- Students must arrive in Madrid on the arrival date indicated on the Key Dates page and go directly to their Spanish family’s home.
- Throughout the orientation students will meet local faculty and administration and get a thorough introduction to the program, the city of Madrid, and the country as a whole, together with language review, art history and culture classes, and site visits.
NOTE: If you choose to arrive early or stay on after the end of the program, you are responsible for arranging your own temporary housing. You will be provided with suggestions for affordable temporary accommodations during orientation on the Stanford campus.
Accomodations and Meals
- The homestay program in Madrid gives students the rewarding opportunity to integrate into a Spanish home and gain firsthand insights into Spanish life. All families are carefully chosen by the center administration and continually re-evaluated throughout the year.
- Madrid's administration looks for families who enjoy the company of students and who are truly willing to incorporate students into their home as one more member of the family. At the same time, students should remember that they are with the family to observe and understand the cultural differences rather than to impose their own cultural norms.
- As the program’s goal is to attain the highest level of integration possible into the life and culture of Spain, only Spanish is spoken in the home. To help further facilitate students’ integration into family life, all meals are shared with the family with the exception of lunch on Tuesdays and Wednesdays.
- Lunch is usually taken between 2 and 4 pm and most stores are closed between 2 and 5 pm. Consequently, the housing plan includes full room and board with three meals per day, seven days a week.
- The program provides monthly metro/bus passes and classes are suspended between 1:30 and 4:00 so that students may comfortably return home for lunch.
- Students are given a meal supplement twice a week so that they may try Spanish cuisine at local restaurants in addition to the family’s culinary choices.
Meeting People and Extracurricular Activities
Madrid offers more things to do than you could exhaust in a few quarters studying abroad. You are encouraged to explore the city in depth, from its streets and houses to its shops and museums.

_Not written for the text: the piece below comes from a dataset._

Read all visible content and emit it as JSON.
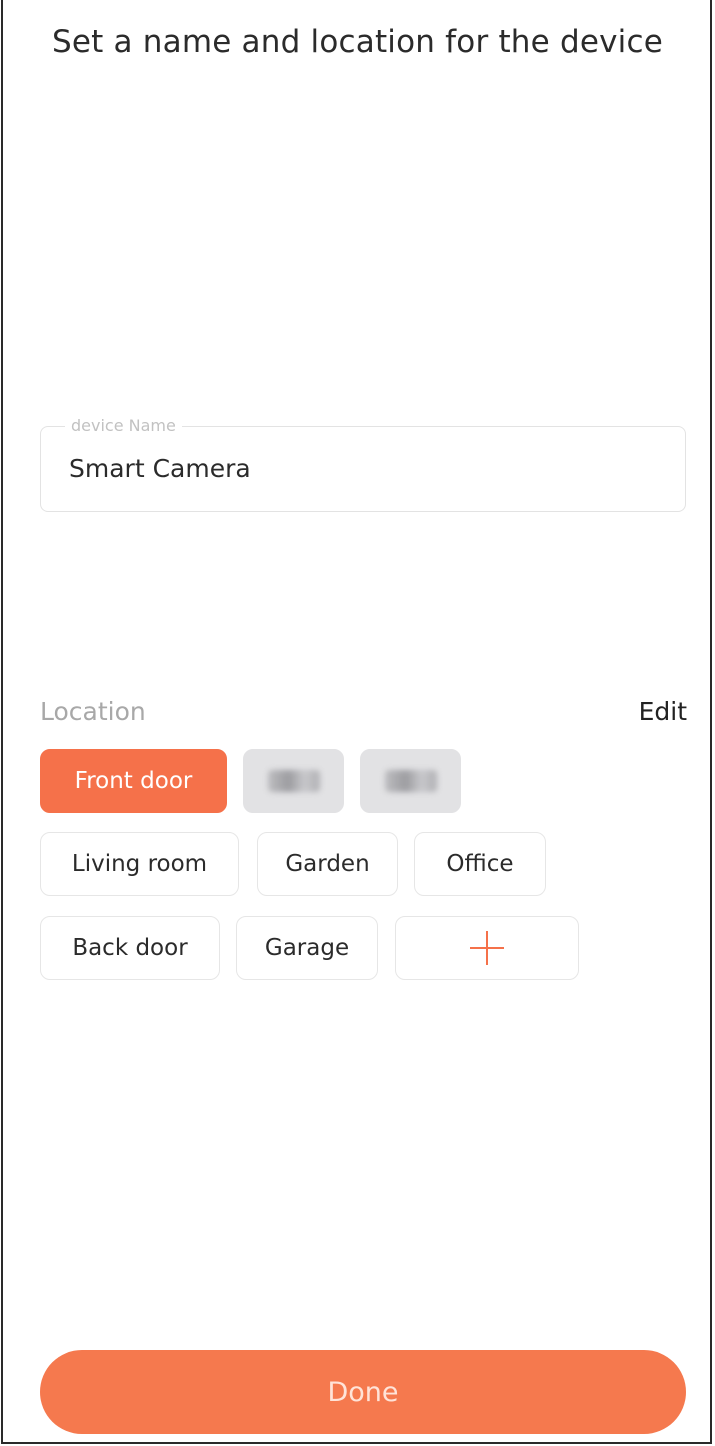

Talking with people in a neighborhood café, reading local newspapers, and “getting lost” for a day to explore new surroundings puts you in contact with the city life that locals know. Host families and staff can help you find activities that are of interest and through which you can make Spanish friends.

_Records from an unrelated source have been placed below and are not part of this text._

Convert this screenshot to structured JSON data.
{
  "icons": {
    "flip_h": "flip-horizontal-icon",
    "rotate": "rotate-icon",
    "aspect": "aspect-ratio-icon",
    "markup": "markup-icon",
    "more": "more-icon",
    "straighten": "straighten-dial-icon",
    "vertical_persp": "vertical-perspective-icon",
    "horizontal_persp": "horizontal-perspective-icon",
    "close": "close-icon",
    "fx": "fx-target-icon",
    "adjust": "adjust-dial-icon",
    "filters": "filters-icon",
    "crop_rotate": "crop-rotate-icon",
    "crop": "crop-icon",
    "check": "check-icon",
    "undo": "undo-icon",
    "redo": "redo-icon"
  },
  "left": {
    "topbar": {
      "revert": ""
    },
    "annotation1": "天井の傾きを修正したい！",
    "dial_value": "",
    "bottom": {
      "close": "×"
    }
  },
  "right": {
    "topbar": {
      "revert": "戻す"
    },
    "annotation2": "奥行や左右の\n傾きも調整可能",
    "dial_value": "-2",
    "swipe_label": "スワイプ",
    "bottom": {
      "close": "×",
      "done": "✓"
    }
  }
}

In order to facilitate social interaction with Spanish peers, the Madrid program works with a group of local university students who organize weekly chats and social activities. Students have the opportunity to sign up and participate in the Charlas language partner program and sign up for a weekly “chat” with one of the local students and will be invited to join the entire group in informal activities. For students taking 12M and 13M, participation in this program is mandatory. The Spanish students organize these activities based on the interests of the current Stanford group, local holidays, weather, etc. Activities in the past have included visiting the local university campuses, touring neighborhoods “off the beaten path”, Spanish board games at a local student hang-out, or going to a student-run theatre festival. The Spanish students serve as a gateway to the larger social network of university students in Madrid and give students a chance to experience life as their Spanish peers would.

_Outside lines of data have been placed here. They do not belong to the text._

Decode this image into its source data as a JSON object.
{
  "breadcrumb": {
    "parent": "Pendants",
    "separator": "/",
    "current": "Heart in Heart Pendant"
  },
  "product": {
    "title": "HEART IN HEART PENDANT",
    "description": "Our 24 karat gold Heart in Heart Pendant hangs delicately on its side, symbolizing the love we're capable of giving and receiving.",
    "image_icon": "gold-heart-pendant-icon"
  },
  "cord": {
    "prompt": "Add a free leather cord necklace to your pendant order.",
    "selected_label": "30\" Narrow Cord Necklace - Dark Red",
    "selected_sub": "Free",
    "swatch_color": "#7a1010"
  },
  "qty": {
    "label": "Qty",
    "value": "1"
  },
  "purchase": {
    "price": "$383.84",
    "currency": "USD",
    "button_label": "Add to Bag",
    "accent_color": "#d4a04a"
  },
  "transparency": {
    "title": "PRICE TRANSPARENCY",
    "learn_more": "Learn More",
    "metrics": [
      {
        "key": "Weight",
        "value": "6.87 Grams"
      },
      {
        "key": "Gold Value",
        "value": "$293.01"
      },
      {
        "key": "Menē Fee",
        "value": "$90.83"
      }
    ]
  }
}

The more effort you devote to exploring the local environment, the more enriching the experience overall. While opportunities to travel throughout other parts of the Iberian Peninsula exist, if you make a conscious attempt to get to know Madrid and its people while studying at the center, you will be richly rewarded for your efforts.
Situated 650 meters above sea level, Madrid is Europe’s highest capital and third largest city (after London and Berlin). Wide 18th and 19th century boulevards in parts of the city contrast with the narrow and winding streets of the city’s historic center. Today, Madrid is the financial and political center of Spanish life, home to the Government, Cortes(Parliament), Senate, and Royal Family.
A variety of world-renowned museums, including the Prado, Thyssen-Bornemisza, and Reina Sofía, serve as a testament to the city's thriving and varied cultural community and multicultural past. Madrid is also known for its lively and colorful fiestas which are held at celebration times throughout the year, not to mention its exciting night life.